Open Primaries and the "Top Two"
Below is one of my comments from another website. It's a response to Jim Riley of Texas.
My state has state-mandated open primaries, in which each voter picks a party on primary day. The only change I personally favor here is the elimination of party primaries for county and municipal offices. Nevertheless, the federal courts for some 35 years have been ruling for greater autonomy for political parties. Just look at the reasoning, e. g., in the California Democratic Party v. Jones blanket primary case, and it’s not hard to predict what the U. S. Supreme Court will say about the state-mandated open primary.
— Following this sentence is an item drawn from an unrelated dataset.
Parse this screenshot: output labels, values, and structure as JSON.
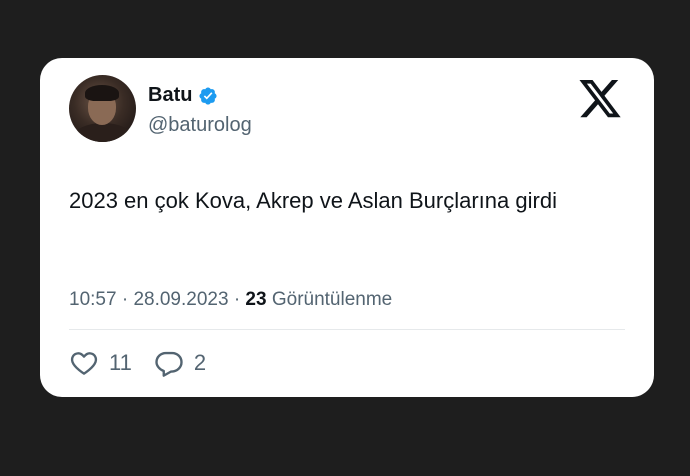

Let’s say the Supreme Court hears the Idaho case and strikes down its state-imposed open primary (Idaho Republican Party v. Ysursa). The Idaho Democrats have indicated that they will keep their primaries open to ALL voters. And any party in any other open primary state that did not want an open primary for itself would have to file suit. It would be an easy case, but it would take time.
The Mississippi Democrats brought suit against the open primary in 2006 (Mississippi Democratic Party v. Barbour). They said if they won, they would invite independents but block Republicans from Democratic primaries. The Mississippi Republicans, for their part, indicated that they would keep their primaries open to ALL voters (that case was dismissed on a legal technicality).
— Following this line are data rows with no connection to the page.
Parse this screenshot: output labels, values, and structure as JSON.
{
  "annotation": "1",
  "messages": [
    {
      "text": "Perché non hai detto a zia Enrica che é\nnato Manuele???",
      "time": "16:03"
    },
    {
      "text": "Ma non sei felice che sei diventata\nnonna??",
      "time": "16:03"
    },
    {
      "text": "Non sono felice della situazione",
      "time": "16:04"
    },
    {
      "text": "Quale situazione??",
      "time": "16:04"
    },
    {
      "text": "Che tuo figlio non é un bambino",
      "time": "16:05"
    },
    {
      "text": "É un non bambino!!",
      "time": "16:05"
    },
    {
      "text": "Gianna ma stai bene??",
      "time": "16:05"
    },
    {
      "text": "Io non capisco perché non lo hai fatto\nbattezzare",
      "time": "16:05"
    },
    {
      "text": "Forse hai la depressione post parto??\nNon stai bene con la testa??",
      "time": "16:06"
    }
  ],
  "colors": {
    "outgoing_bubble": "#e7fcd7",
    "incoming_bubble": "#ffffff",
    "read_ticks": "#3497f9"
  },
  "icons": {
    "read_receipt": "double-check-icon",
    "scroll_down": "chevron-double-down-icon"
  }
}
So even if the high court strikes down the state-imposed open primary, there will continue to be open primaries. The difference will be that the parties– not the state– will decide who is eligible to vote in party primaries (the state does have the power to prohibit parties from inviting members of opposing parties to vote in their primaries). Even if a state can no longer force open primaries on parties, the parties will still be concerned with staying in the voters' good graces.
I think you’re engaging in wishful thinking in your prediction of a massive proliferation of the Louisiana-style “top two” system. State legislatures are very unlikely to mandate the “top two” for state or congressional offices, and many states don’t have the initiative process.
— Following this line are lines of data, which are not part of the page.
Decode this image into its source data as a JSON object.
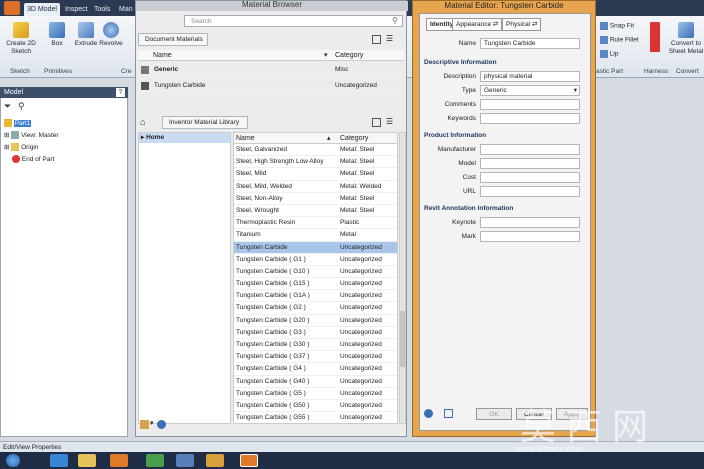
{
  "ribbon": {
    "tabs": [
      "3D Model",
      "Inspect",
      "Tools",
      "Man"
    ],
    "buttons": {
      "create_sketch": "Create 2D Sketch",
      "box": "Box",
      "extrude": "Extrude",
      "revolve": "Revolve"
    },
    "groups": {
      "sketch": "Sketch",
      "primitives": "Primitives",
      "create": "Cre"
    },
    "right_buttons": {
      "snap_fit": "Snap Fit",
      "rule_fillet": "Rule Fillet",
      "lip": "Lip",
      "convert": "Convert to Sheet Metal"
    },
    "right_groups": {
      "plastic_part": "astic Part",
      "harness": "Harness",
      "convert": "Convert"
    }
  },
  "sidebar": {
    "title": "Model",
    "tree": [
      {
        "label": "Part1",
        "selected": true
      },
      {
        "label": "View: Master"
      },
      {
        "label": "Origin"
      },
      {
        "label": "End of Part"
      }
    ]
  },
  "material_browser": {
    "title": "Material Browser",
    "search_placeholder": "Search",
    "document_materials_label": "Document Materials",
    "columns": {
      "name": "Name",
      "category": "Category"
    },
    "document_materials": [
      {
        "name": "Generic",
        "category": "Misc",
        "bold": true
      },
      {
        "name": "Tungsten Carbide",
        "category": "Uncategorized"
      }
    ],
    "library_label": "Inventor Material Library",
    "home_label": "Home",
    "library_materials": [
      {
        "name": "Steel, Galvanized",
        "category": "Metal: Steel"
      },
      {
        "name": "Steel, High Strength Low Alloy",
        "category": "Metal: Steel"
      },
      {
        "name": "Steel, Mild",
        "category": "Metal: Steel"
      },
      {
        "name": "Steel, Mild, Welded",
        "category": "Metal: Welded"
      },
      {
        "name": "Steel, Non-Alloy",
        "category": "Metal: Steel"
      },
      {
        "name": "Steel, Wrought",
        "category": "Metal: Steel"
      },
      {
        "name": "Thermoplastic Resin",
        "category": "Plastic"
      },
      {
        "name": "Titanium",
        "category": "Metal"
      },
      {
        "name": "Tungsten Carbide",
        "category": "Uncategorized",
        "selected": true
      },
      {
        "name": "Tungsten Carbide ( G1 )",
        "category": "Uncategorized"
      },
      {
        "name": "Tungsten Carbide ( G10 )",
        "category": "Uncategorized"
      },
      {
        "name": "Tungsten Carbide ( G15 )",
        "category": "Uncategorized"
      },
      {
        "name": "Tungsten Carbide ( G1A )",
        "category": "Uncategorized"
      },
      {
        "name": "Tungsten Carbide ( G2 )",
        "category": "Uncategorized"
      },
      {
        "name": "Tungsten Carbide ( G20 )",
        "category": "Uncategorized"
      },
      {
        "name": "Tungsten Carbide ( G3 )",
        "category": "Uncategorized"
      },
      {
        "name": "Tungsten Carbide ( G30 )",
        "category": "Uncategorized"
      },
      {
        "name": "Tungsten Carbide ( G37 )",
        "category": "Uncategorized"
      },
      {
        "name": "Tungsten Carbide ( G4 )",
        "category": "Uncategorized"
      },
      {
        "name": "Tungsten Carbide ( G40 )",
        "category": "Uncategorized"
      },
      {
        "name": "Tungsten Carbide ( G5 )",
        "category": "Uncategorized"
      },
      {
        "name": "Tungsten Carbide ( G50 )",
        "category": "Uncategorized"
      },
      {
        "name": "Tungsten Carbide ( G55 )",
        "category": "Uncategorized"
      }
    ]
  },
  "material_editor": {
    "title": "Material Editor: Tungsten Carbide",
    "tabs": [
      "Identity",
      "Appearance",
      "Physical"
    ],
    "name_label": "Name",
    "name_value": "Tungsten Carbide",
    "descriptive_section": "Descriptive Information",
    "description_label": "Description",
    "description_value": "physical material",
    "type_label": "Type",
    "type_value": "Generic",
    "comments_label": "Comments",
    "keywords_label": "Keywords",
    "product_section": "Product Information",
    "manufacturer_label": "Manufacturer",
    "model_label": "Model",
    "cost_label": "Cost",
    "url_label": "URL",
    "revit_section": "Revit Annotation Information",
    "keynote_label": "Keynote",
    "mark_label": "Mark",
    "ok_label": "OK",
    "cancel_label": "Cancel",
    "apply_label": "Apply"
  },
  "status_bar": {
    "text": "Edit/View Properties"
  },
  "watermark": {
    "chars": "莫西网",
    "url": "www.3dmox.com"
  }
}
No states now leave it to parties to maintain their own records for the purpose of excluding some voters from their primaries. In every state where at least one party wants to exclude some voters, the state registers voters by party (29 states and the District of Columbia now have party registration).
 In a blanket primary, all the candidates of multiple parties are listed on the same ballot. The top vote-getter from each party moves on to the general election, where any independent candidates are also on the ballot.
 All candidates, including independents, are listed on a single ballot. The top two vote-getters, regardless of party, advance to the runoff.